What you need to do:
Start at the first line below and write out everything verbatim except the pictures.

─── Information shown

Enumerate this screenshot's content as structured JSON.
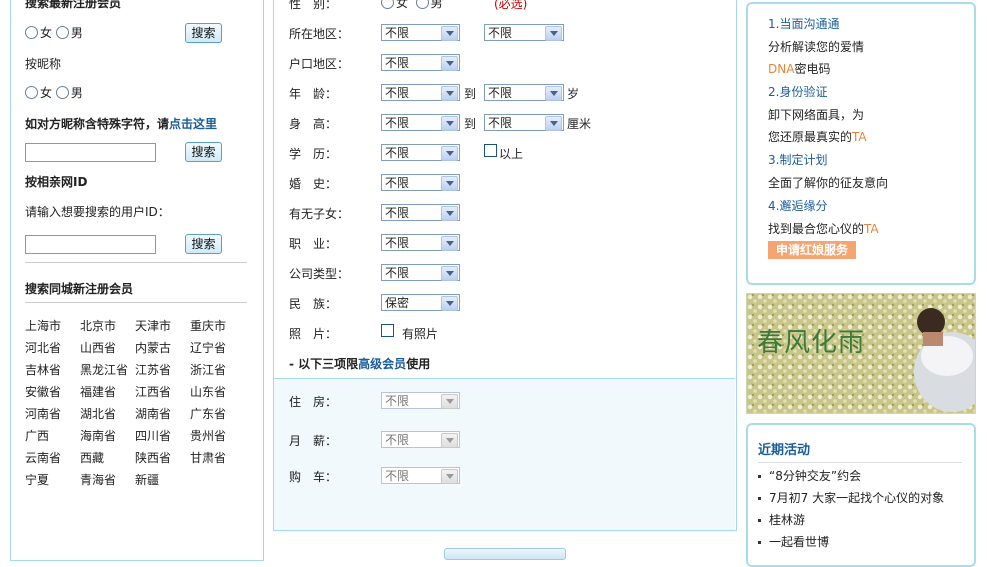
{
  "left": {
    "title_newest": "搜索最新注册会员",
    "female": "女",
    "male": "男",
    "search_btn": "搜索",
    "by_nickname": "按昵称",
    "special_prefix": "如对方昵称含特殊字符，请",
    "special_link": "点击这里",
    "by_id_title": "按相亲网ID",
    "id_prompt": "请输入想要搜索的用户ID：",
    "city_title": "搜索同城新注册会员",
    "cities": [
      "上海市",
      "北京市",
      "天津市",
      "重庆市",
      "河北省",
      "山西省",
      "内蒙古",
      "辽宁省",
      "吉林省",
      "黑龙江省",
      "江苏省",
      "浙江省",
      "安徽省",
      "福建省",
      "江西省",
      "山东省",
      "河南省",
      "湖北省",
      "湖南省",
      "广东省",
      "广西",
      "海南省",
      "四川省",
      "贵州省",
      "云南省",
      "西藏",
      "陕西省",
      "甘肃省",
      "宁夏",
      "青海省",
      "新疆"
    ]
  },
  "form": {
    "gender_label": "性　别：",
    "female": "女",
    "male": "男",
    "required": "(必选)",
    "region_label": "所在地区：",
    "hukou_label": "户口地区：",
    "age_label": "年　龄：",
    "height_label": "身　高：",
    "edu_label": "学　历：",
    "marriage_label": "婚　史：",
    "children_label": "有无子女：",
    "job_label": "职　业：",
    "company_label": "公司类型：",
    "nation_label": "民　族：",
    "photo_label": "照　片：",
    "to": "到",
    "age_unit": "岁",
    "height_unit": "厘米",
    "above": "以上",
    "has_photo": "有照片",
    "unlimited": "不限",
    "secret": "保密",
    "premium_prefix": "- 以下三项限",
    "premium_link": "高级会员",
    "premium_suffix": "使用",
    "housing_label": "住　房：",
    "salary_label": "月　薪：",
    "car_label": "购　车："
  },
  "right": {
    "step1": "1.当面沟通通",
    "step1_desc": "分析解读您的爱情",
    "step1_dna": "DNA",
    "step1_dna_suffix": "密电码",
    "step2": "2.身份验证",
    "step2_desc1": "卸下网络面具，为",
    "step2_desc2": "您还原最真实的",
    "ta": "TA",
    "step3": "3.制定计划",
    "step3_desc": "全面了解你的征友意向",
    "step4": "4.邂逅缘分",
    "step4_desc": "找到最合您心仪的",
    "apply": "申请红娘服务",
    "banner_text": "春风化雨",
    "events_title": "近期活动",
    "events": [
      "“8分钟交友”约会",
      "7月初7 大家一起找个心仪的对象",
      "桂林游",
      "一起看世博"
    ]
  }
}
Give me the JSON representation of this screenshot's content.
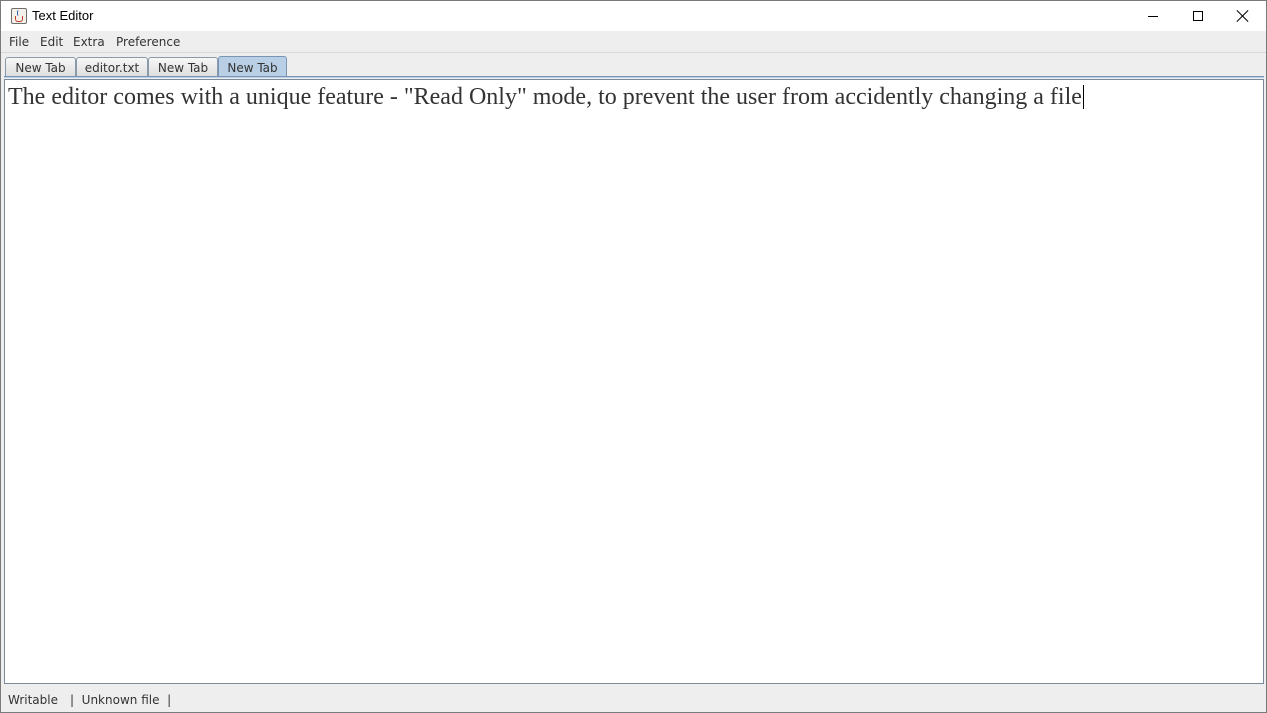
{
  "window": {
    "title": "Text Editor",
    "app_icon": "java-cup-icon",
    "controls": [
      "minimize-icon",
      "maximize-icon",
      "close-icon"
    ]
  },
  "menu": {
    "items": [
      {
        "label": "File"
      },
      {
        "label": "Edit"
      },
      {
        "label": "Extra"
      },
      {
        "label": "Preference"
      }
    ]
  },
  "tabs": [
    {
      "label": "New Tab",
      "selected": false
    },
    {
      "label": "editor.txt",
      "selected": false
    },
    {
      "label": "New Tab",
      "selected": false
    },
    {
      "label": "New Tab",
      "selected": true
    }
  ],
  "editor": {
    "content": "The editor comes with a unique feature - \"Read Only\" mode, to prevent the user from accidently changing a file"
  },
  "status": {
    "mode": "Writable",
    "file": "|  Unknown file  |"
  },
  "colors": {
    "selected_tab": "#b8cfe5",
    "chrome": "#eeeeee"
  }
}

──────

Final answer:
Enumerate this screenshot's content as structured JSON.
{
  "left": {
    "title_newest": "搜索最新注册会员",
    "female": "女",
    "male": "男",
    "search_btn": "搜索",
    "by_nickname": "按昵称",
    "special_prefix": "如对方昵称含特殊字符，请",
    "special_link": "点击这里",
    "by_id_title": "按相亲网ID",
    "id_prompt": "请输入想要搜索的用户ID：",
    "city_title": "搜索同城新注册会员",
    "cities": [
      "上海市",
      "北京市",
      "天津市",
      "重庆市",
      "河北省",
      "山西省",
      "内蒙古",
      "辽宁省",
      "吉林省",
      "黑龙江省",
      "江苏省",
      "浙江省",
      "安徽省",
      "福建省",
      "江西省",
      "山东省",
      "河南省",
      "湖北省",
      "湖南省",
      "广东省",
      "广西",
      "海南省",
      "四川省",
      "贵州省",
      "云南省",
      "西藏",
      "陕西省",
      "甘肃省",
      "宁夏",
      "青海省",
      "新疆"
    ]
  },
  "form": {
    "gender_label": "性　别：",
    "female": "女",
    "male": "男",
    "required": "(必选)",
    "region_label": "所在地区：",
    "hukou_label": "户口地区：",
    "age_label": "年　龄：",
    "height_label": "身　高：",
    "edu_label": "学　历：",
    "marriage_label": "婚　史：",
    "children_label": "有无子女：",
    "job_label": "职　业：",
    "company_label": "公司类型：",
    "nation_label": "民　族：",
    "photo_label": "照　片：",
    "to": "到",
    "age_unit": "岁",
    "height_unit": "厘米",
    "above": "以上",
    "has_photo": "有照片",
    "unlimited": "不限",
    "secret": "保密",
    "premium_prefix": "- 以下三项限",
    "premium_link": "高级会员",
    "premium_suffix": "使用",
    "housing_label": "住　房：",
    "salary_label": "月　薪：",
    "car_label": "购　车："
  },
  "right": {
    "step1": "1.当面沟通通",
    "step1_desc": "分析解读您的爱情",
    "step1_dna": "DNA",
    "step1_dna_suffix": "密电码",
    "step2": "2.身份验证",
    "step2_desc1": "卸下网络面具，为",
    "step2_desc2": "您还原最真实的",
    "ta": "TA",
    "step3": "3.制定计划",
    "step3_desc": "全面了解你的征友意向",
    "step4": "4.邂逅缘分",
    "step4_desc": "找到最合您心仪的",
    "apply": "申请红娘服务",
    "banner_text": "春风化雨",
    "events_title": "近期活动",
    "events": [
      "“8分钟交友”约会",
      "7月初7 大家一起找个心仪的对象",
      "桂林游",
      "一起看世博"
    ]
  }
}
Give me the JSON representation of this screenshot's content.
{
  "window": {
    "title": "Text Editor",
    "app_icon": "java-cup-icon",
    "controls": [
      "minimize-icon",
      "maximize-icon",
      "close-icon"
    ]
  },
  "menu": {
    "items": [
      {
        "label": "File"
      },
      {
        "label": "Edit"
      },
      {
        "label": "Extra"
      },
      {
        "label": "Preference"
      }
    ]
  },
  "tabs": [
    {
      "label": "New Tab",
      "selected": false
    },
    {
      "label": "editor.txt",
      "selected": false
    },
    {
      "label": "New Tab",
      "selected": false
    },
    {
      "label": "New Tab",
      "selected": true
    }
  ],
  "editor": {
    "content": "The editor comes with a unique feature - \"Read Only\" mode, to prevent the user from accidently changing a file"
  },
  "status": {
    "mode": "Writable",
    "file": "|  Unknown file  |"
  },
  "colors": {
    "selected_tab": "#b8cfe5",
    "chrome": "#eeeeee"
  }
}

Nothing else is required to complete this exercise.